The first worldwide survey of funding for neglected diseases, commissioned by the Bill and Melinda Gates Foundation, found that $3.8 billion of private and public funds were invested in research and development of new products in 2007.
However, many serious diseases remain significantly underfunded - including pneumonia and diarrhoeal diseases, which collectively received less than 6 per cent of global investment into new drugs, vaccines and diagnostics.
Five diseases - leprosy, Buruli ulcer, trachoma, rheumatic fever and typhoid - each received less than $15 million, or 0.4 per cent. Two key organisations - the US National Institutes of Health and the Gates Foundation - donated 60 per cent of the $3.8 billion. Some wealthy OECD countries provided little or no funding at all.
The study was conducted by the George Institute for International Health at the University of Sydney and its lead author, Dr Mary Moran, said many diseases were excluded on the grounds that incentives for research and development existed only in rich countries and therefore products were developed and targeted at Western needs.
"Some of the biggest or cruellest killers like pneumonia and Buruli ulcer have few advocates, no global funds and nowhere near the attention they deserve," Dr Moran said.
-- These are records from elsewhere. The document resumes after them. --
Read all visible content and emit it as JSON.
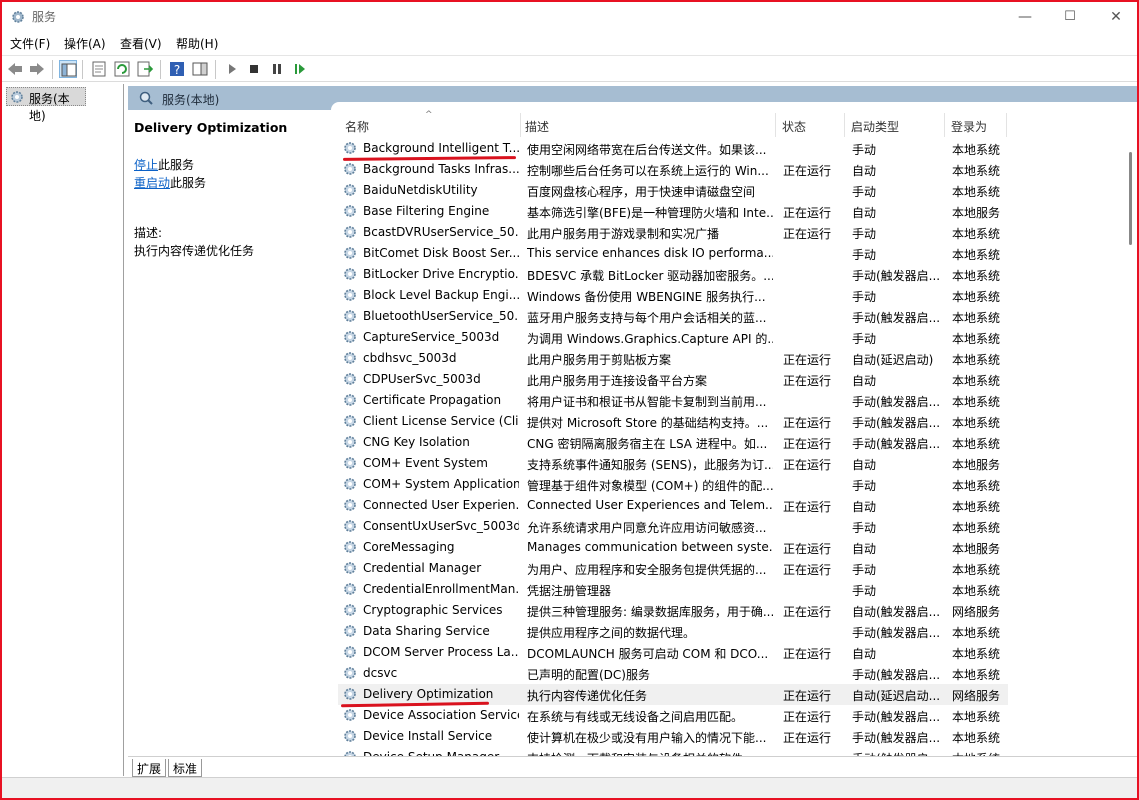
{
  "window": {
    "title": "服务",
    "minimize": "—",
    "maximize": "☐",
    "close": "✕"
  },
  "menu": [
    "文件(F)",
    "操作(A)",
    "查看(V)",
    "帮助(H)"
  ],
  "tree": {
    "item": "服务(本地)"
  },
  "header": {
    "label": "服务(本地)"
  },
  "info": {
    "title": "Delivery Optimization",
    "stop_link": "停止",
    "stop_suffix": "此服务",
    "restart_link": "重启动",
    "restart_suffix": "此服务",
    "desc_label": "描述:",
    "desc_text": "执行内容传递优化任务"
  },
  "columns": {
    "name": "名称",
    "desc": "描述",
    "status": "状态",
    "startup": "启动类型",
    "logon": "登录为"
  },
  "services": [
    [
      "Background Intelligent T...",
      "使用空闲网络带宽在后台传送文件。如果该...",
      "",
      "手动",
      "本地系统"
    ],
    [
      "Background Tasks Infras...",
      "控制哪些后台任务可以在系统上运行的 Win...",
      "正在运行",
      "自动",
      "本地系统"
    ],
    [
      "BaiduNetdiskUtility",
      "百度网盘核心程序，用于快速申请磁盘空间",
      "",
      "手动",
      "本地系统"
    ],
    [
      "Base Filtering Engine",
      "基本筛选引擎(BFE)是一种管理防火墙和 Inte...",
      "正在运行",
      "自动",
      "本地服务"
    ],
    [
      "BcastDVRUserService_50...",
      "此用户服务用于游戏录制和实况广播",
      "正在运行",
      "手动",
      "本地系统"
    ],
    [
      "BitComet Disk Boost Ser...",
      "This service enhances disk IO performa...",
      "",
      "手动",
      "本地系统"
    ],
    [
      "BitLocker Drive Encryptio...",
      "BDESVC 承载 BitLocker 驱动器加密服务。...",
      "",
      "手动(触发器启...",
      "本地系统"
    ],
    [
      "Block Level Backup Engi...",
      "Windows 备份使用 WBENGINE 服务执行...",
      "",
      "手动",
      "本地系统"
    ],
    [
      "BluetoothUserService_50...",
      "蓝牙用户服务支持与每个用户会话相关的蓝...",
      "",
      "手动(触发器启...",
      "本地系统"
    ],
    [
      "CaptureService_5003d",
      "为调用 Windows.Graphics.Capture API 的...",
      "",
      "手动",
      "本地系统"
    ],
    [
      "cbdhsvc_5003d",
      "此用户服务用于剪贴板方案",
      "正在运行",
      "自动(延迟启动)",
      "本地系统"
    ],
    [
      "CDPUserSvc_5003d",
      "此用户服务用于连接设备平台方案",
      "正在运行",
      "自动",
      "本地系统"
    ],
    [
      "Certificate Propagation",
      "将用户证书和根证书从智能卡复制到当前用...",
      "",
      "手动(触发器启...",
      "本地系统"
    ],
    [
      "Client License Service (Cli...",
      "提供对 Microsoft Store 的基础结构支持。...",
      "正在运行",
      "手动(触发器启...",
      "本地系统"
    ],
    [
      "CNG Key Isolation",
      "CNG 密钥隔离服务宿主在 LSA 进程中。如...",
      "正在运行",
      "手动(触发器启...",
      "本地系统"
    ],
    [
      "COM+ Event System",
      "支持系统事件通知服务 (SENS)，此服务为订...",
      "正在运行",
      "自动",
      "本地服务"
    ],
    [
      "COM+ System Application",
      "管理基于组件对象模型 (COM+) 的组件的配...",
      "",
      "手动",
      "本地系统"
    ],
    [
      "Connected User Experien...",
      "Connected User Experiences and Telem...",
      "正在运行",
      "自动",
      "本地系统"
    ],
    [
      "ConsentUxUserSvc_5003d",
      "允许系统请求用户同意允许应用访问敏感资...",
      "",
      "手动",
      "本地系统"
    ],
    [
      "CoreMessaging",
      "Manages communication between syste...",
      "正在运行",
      "自动",
      "本地服务"
    ],
    [
      "Credential Manager",
      "为用户、应用程序和安全服务包提供凭据的...",
      "正在运行",
      "手动",
      "本地系统"
    ],
    [
      "CredentialEnrollmentMan...",
      "凭据注册管理器",
      "",
      "手动",
      "本地系统"
    ],
    [
      "Cryptographic Services",
      "提供三种管理服务: 编录数据库服务，用于确...",
      "正在运行",
      "自动(触发器启...",
      "网络服务"
    ],
    [
      "Data Sharing Service",
      "提供应用程序之间的数据代理。",
      "",
      "手动(触发器启...",
      "本地系统"
    ],
    [
      "DCOM Server Process La...",
      "DCOMLAUNCH 服务可启动 COM 和 DCO...",
      "正在运行",
      "自动",
      "本地系统"
    ],
    [
      "dcsvc",
      "已声明的配置(DC)服务",
      "",
      "手动(触发器启...",
      "本地系统"
    ],
    [
      "Delivery Optimization",
      "执行内容传递优化任务",
      "正在运行",
      "自动(延迟启动...",
      "网络服务"
    ],
    [
      "Device Association Service",
      "在系统与有线或无线设备之间启用匹配。",
      "正在运行",
      "手动(触发器启...",
      "本地系统"
    ],
    [
      "Device Install Service",
      "使计算机在极少或没有用户输入的情况下能...",
      "正在运行",
      "手动(触发器启...",
      "本地系统"
    ],
    [
      "Device Setup Manager",
      "支持检测、下载和安装与设备相关的软件。",
      "",
      "手动(触发器启...",
      "本地系统"
    ]
  ],
  "selected_index": 26,
  "tabs": [
    "扩展",
    "标准"
  ],
  "colors": {
    "header": "#a6bdd2",
    "link": "#0b61c7",
    "annotation": "#d9121e",
    "window_border": "#e81123"
  }
}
The report, published today by the Public Library of Science, found research funding had little correlation with the burden of disease.